    19. Causes of deviant behaviour • Players lack moral restraint to keep to a code of conduct • Value winning above the loss of respect or punishment • Rewards of winning may be so great that individuals are prepared to cross the line • Deviant behaviour has become more socially acceptable • NGB’s may not punish through fear of the power of Commercial organisations or being taken to court by performers

    20. Violence in sport – between players • 1, A spontaneous outburst • http://www.youtube.com/watch?v=C3VO-Wh1KCI– Wayne Rooney England • 2, Premeditated and planned action • http://www.youtube.com/watch?v=p_st29mlQwU – Roy Keane v Alf Inge Haaland

    21. Causes of violence between players • Genetic inherited aggressive behaviour • Frustration – brought about by crowd abuse, poor performance (team / individual), disregard for result • Loss of identity – follow actions of crowd rather than own inclinations • Social learning – imitating the actions of a role model who has had aggressive behaviour rewarded in some way. (Press) • ‘enforcers’ players whose role it is to intimidate the opposition

    22. Win at all costs attitude Frustration at referee/score/crowd MORE causes of Violence between players Provocation/sledging Importance of result (finance) Nature of the game (eg ice hockey/rugby are physically robust games) Local rivalry

    23. How do NGB’s control violence? • Support match officials and their decisions • Rugby Football Union have begun handing out large bans and fines to individuals who physically assault a referee and more recently verbal assault of referees has also received severe punishments.Now the common punishment for a player punching a referee or anything similar is a lifetime ban.The laws of the game have also been changed to help this by making it compulsory for any official to report any abuse on them or another official to the union in charge of the fixture. • Punish players post match • Wayne Rooney will miss England's 2012 European Championship group matches after being banned for three matches for his red card against Montenegro. Uefa's disciplinary panel, which described the incident as an "assault", decided on the punishment at a meeting on Thursday. Rooney, 25, was sent off for kicking

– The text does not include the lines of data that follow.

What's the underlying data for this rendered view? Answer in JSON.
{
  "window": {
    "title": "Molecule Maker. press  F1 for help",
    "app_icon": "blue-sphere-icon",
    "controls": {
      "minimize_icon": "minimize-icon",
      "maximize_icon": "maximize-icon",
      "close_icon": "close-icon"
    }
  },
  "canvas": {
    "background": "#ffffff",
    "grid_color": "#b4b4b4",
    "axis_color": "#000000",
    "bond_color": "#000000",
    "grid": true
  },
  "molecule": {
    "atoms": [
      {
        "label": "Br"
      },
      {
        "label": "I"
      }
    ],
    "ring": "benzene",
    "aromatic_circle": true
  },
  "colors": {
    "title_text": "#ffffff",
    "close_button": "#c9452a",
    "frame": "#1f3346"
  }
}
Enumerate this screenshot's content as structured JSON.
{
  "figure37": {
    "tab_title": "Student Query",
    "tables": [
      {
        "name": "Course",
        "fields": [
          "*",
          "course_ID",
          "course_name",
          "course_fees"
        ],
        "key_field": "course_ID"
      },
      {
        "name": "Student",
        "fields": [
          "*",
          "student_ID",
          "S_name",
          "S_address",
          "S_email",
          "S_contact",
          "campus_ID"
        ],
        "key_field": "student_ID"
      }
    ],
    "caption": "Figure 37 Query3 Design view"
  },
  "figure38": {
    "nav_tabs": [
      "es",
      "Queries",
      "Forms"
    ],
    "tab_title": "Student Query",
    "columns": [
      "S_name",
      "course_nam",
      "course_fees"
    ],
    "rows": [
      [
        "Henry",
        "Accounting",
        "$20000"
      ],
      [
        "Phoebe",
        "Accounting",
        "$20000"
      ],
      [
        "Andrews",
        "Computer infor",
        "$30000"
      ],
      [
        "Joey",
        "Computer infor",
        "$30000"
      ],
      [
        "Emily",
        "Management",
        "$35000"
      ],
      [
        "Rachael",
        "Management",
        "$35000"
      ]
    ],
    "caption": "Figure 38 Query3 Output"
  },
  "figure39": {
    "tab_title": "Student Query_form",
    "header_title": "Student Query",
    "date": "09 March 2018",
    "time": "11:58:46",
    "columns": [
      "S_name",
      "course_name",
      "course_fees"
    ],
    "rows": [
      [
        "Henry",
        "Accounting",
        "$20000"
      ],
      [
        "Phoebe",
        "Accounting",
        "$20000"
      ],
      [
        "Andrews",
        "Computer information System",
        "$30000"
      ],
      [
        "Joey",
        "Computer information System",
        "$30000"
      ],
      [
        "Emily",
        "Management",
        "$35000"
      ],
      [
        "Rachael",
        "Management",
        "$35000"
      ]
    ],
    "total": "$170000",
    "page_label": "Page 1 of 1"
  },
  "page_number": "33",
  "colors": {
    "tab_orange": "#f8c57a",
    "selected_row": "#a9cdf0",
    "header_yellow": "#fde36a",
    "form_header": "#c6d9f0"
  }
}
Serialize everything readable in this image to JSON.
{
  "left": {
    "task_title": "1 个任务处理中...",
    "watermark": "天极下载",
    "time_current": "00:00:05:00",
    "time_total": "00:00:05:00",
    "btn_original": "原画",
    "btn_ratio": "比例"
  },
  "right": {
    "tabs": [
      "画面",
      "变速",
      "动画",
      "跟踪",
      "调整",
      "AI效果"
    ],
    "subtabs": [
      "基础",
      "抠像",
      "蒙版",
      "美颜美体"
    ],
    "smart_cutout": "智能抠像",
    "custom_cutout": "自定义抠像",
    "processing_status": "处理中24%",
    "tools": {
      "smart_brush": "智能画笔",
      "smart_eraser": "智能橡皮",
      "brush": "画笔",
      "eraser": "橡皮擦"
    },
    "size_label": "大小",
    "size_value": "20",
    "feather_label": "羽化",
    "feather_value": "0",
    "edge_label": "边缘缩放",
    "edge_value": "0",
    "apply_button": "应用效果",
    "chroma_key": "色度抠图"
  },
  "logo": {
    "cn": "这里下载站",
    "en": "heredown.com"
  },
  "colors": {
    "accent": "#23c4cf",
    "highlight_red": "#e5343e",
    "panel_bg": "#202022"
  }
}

    24. How do NGB’s control violence? • Prepared to use post match video evidence or have a citing system • Citing commissioners are appointed for all Heineken Cup and all televised Amlin Challenge Cup matches and are entitled to make a citing complaint against a player for any act of foul play that, in the citing commissioner's opinion, warranted a red card. For such matches, clubs do not have the power to make a citing complaint against a player but may refer incidents to the citing commissioner. • Upholding players with good disciplinary record as role models • Jessica Ennis

    25. How do NGB’s control violence? • Use ‘fair play’ awards effectively • Each season a team gain entry to the Europa League via the fair play league. The league is calculated not just according to red and yellow cards but also on positive play, respect towards opponent and referees, and the behaviour of club officials. • Train officials in player management to defuse situations

    26. How can captains, managers, coaches help to reduce violent acts? • Set a good example • Establish clear codes of conduct / expectations • Criticise or punish players who fail to meet these codes • Praise those who do follow codes • Try to keep players with low flash points from high stress situations • Stress appropriate behaviour in team meetings • Try to avoid over arousal of certain players • Train players to manage their arousal levels • Avoid attitude of winning at all costs.

    27. How is a personal code of conduct established? • Exposure to good role models from a young age • Receiving expectations from parents etc that are inline with rules and ethics of sport • Understand how to control arousal and reduce anger • Know what leads to this and aim to avoid it

    28. Violence among spectators • Watch ‘The Real Football Factory’